[Problem to work on]: Each line of the data below containing "JSON" needs to be listed.

Excerpts from an interface dataset:
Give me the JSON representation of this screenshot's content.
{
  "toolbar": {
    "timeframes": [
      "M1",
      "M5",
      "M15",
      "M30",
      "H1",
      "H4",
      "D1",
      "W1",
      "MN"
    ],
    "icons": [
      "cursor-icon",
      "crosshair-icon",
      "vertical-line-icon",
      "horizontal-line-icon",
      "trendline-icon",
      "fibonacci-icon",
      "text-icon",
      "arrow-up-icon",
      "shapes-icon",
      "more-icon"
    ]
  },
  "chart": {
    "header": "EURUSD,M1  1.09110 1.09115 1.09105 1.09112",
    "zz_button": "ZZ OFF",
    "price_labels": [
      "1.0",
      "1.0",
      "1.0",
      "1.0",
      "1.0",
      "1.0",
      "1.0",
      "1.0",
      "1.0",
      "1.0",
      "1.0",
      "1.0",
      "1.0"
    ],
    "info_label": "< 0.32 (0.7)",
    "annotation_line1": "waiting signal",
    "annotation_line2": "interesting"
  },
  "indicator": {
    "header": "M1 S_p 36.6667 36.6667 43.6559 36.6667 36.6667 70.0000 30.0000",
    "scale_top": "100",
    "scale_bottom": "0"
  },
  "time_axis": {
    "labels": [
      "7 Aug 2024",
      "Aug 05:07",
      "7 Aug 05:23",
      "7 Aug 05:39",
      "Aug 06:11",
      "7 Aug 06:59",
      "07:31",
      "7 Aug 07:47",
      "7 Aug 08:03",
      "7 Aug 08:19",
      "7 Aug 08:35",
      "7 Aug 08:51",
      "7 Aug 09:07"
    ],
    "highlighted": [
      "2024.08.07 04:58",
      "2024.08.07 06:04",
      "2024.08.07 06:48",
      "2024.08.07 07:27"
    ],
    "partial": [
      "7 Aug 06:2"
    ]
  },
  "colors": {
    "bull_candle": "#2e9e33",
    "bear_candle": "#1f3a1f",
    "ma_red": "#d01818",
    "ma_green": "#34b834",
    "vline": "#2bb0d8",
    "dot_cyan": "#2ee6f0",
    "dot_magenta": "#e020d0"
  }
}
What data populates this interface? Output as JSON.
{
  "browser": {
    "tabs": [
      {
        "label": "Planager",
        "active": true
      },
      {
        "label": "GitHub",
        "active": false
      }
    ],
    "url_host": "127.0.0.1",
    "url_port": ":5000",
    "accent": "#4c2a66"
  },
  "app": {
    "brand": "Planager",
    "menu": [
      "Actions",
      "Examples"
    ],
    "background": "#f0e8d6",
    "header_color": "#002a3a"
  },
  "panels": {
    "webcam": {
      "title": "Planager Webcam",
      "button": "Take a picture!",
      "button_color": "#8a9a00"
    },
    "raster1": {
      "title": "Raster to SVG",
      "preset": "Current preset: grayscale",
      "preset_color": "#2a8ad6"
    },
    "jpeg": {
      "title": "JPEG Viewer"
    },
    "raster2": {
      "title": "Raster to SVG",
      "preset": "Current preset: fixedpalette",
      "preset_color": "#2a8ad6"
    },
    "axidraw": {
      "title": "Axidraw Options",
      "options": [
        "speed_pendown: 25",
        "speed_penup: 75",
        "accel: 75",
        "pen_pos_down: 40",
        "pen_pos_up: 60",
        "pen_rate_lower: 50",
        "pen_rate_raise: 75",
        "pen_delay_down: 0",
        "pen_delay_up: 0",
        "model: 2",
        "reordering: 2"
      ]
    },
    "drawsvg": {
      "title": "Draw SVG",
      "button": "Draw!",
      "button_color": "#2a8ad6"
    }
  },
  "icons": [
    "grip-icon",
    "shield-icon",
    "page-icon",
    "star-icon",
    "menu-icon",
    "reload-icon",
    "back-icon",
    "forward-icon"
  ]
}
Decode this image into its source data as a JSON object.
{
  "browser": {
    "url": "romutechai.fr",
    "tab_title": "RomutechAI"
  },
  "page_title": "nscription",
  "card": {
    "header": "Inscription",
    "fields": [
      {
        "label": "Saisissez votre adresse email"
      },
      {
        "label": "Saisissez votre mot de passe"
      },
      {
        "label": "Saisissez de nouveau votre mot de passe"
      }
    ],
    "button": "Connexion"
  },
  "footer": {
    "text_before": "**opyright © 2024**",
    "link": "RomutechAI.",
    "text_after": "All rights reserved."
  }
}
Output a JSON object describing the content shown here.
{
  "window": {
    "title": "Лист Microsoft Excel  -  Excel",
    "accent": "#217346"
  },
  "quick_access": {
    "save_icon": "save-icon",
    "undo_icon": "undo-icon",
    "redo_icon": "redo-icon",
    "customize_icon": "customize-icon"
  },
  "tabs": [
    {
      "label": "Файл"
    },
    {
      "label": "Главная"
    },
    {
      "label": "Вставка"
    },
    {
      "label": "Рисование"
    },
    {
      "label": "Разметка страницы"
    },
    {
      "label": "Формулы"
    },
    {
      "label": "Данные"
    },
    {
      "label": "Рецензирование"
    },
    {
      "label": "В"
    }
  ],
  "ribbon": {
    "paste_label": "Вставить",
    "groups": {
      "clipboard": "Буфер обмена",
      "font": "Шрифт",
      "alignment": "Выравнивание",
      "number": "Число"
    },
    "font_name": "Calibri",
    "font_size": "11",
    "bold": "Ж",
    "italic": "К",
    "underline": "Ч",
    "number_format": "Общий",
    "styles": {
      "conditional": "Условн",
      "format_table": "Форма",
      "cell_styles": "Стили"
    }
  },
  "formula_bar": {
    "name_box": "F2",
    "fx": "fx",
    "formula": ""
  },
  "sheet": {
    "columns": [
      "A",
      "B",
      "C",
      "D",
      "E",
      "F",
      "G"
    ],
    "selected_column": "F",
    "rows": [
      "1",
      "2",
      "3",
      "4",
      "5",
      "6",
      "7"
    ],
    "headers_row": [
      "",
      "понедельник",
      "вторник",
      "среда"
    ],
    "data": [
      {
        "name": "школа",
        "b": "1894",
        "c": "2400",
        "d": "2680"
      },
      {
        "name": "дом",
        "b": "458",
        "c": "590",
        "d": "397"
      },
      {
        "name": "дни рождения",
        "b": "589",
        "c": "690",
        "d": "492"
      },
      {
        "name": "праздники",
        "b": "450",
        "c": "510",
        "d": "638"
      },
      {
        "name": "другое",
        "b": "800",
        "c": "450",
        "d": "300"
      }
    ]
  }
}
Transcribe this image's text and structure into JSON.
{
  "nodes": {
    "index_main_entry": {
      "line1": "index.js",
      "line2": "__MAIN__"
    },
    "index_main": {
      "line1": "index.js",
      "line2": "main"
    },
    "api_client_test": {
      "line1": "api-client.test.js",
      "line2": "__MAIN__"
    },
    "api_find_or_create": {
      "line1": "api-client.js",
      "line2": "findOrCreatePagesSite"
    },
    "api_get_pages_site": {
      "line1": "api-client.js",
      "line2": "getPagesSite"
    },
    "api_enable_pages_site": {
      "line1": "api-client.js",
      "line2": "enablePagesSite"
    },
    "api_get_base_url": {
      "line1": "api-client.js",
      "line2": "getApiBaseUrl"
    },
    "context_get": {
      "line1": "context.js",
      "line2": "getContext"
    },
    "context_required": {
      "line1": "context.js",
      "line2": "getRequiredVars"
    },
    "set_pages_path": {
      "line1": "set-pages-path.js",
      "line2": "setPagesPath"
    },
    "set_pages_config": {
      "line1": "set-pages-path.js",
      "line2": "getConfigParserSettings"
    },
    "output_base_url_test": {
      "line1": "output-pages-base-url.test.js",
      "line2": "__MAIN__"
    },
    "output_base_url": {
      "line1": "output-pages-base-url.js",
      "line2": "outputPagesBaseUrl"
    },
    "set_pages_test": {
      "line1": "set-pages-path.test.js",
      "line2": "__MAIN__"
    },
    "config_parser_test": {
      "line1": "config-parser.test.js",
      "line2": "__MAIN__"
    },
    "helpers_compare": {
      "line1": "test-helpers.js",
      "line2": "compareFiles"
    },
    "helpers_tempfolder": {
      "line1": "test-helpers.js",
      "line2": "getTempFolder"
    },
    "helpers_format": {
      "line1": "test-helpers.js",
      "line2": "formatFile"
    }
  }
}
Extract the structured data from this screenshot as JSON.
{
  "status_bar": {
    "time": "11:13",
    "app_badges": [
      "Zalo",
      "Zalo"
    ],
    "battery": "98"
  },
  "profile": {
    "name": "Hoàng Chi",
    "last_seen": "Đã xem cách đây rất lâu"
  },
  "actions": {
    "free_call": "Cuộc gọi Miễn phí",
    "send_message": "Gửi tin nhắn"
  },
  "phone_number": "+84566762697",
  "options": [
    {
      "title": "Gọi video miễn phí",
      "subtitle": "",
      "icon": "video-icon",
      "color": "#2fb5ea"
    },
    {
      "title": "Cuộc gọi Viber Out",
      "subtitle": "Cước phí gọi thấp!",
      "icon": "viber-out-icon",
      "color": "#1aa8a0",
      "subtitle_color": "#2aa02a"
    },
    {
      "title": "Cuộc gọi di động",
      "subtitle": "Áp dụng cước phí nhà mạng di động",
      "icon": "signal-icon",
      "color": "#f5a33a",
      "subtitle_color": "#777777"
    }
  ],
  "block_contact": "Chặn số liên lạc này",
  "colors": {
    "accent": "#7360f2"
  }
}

[Reply to the exercise]:
Give me the JSON representation of this screenshot's content.
What data populates this interface? Output as JSON.
Decode this image into its source data as a JSON object.
Output a JSON object describing the content shown here.
Transcribe this image's text and structure into JSON.
Extract the structured data from this screenshot as JSON.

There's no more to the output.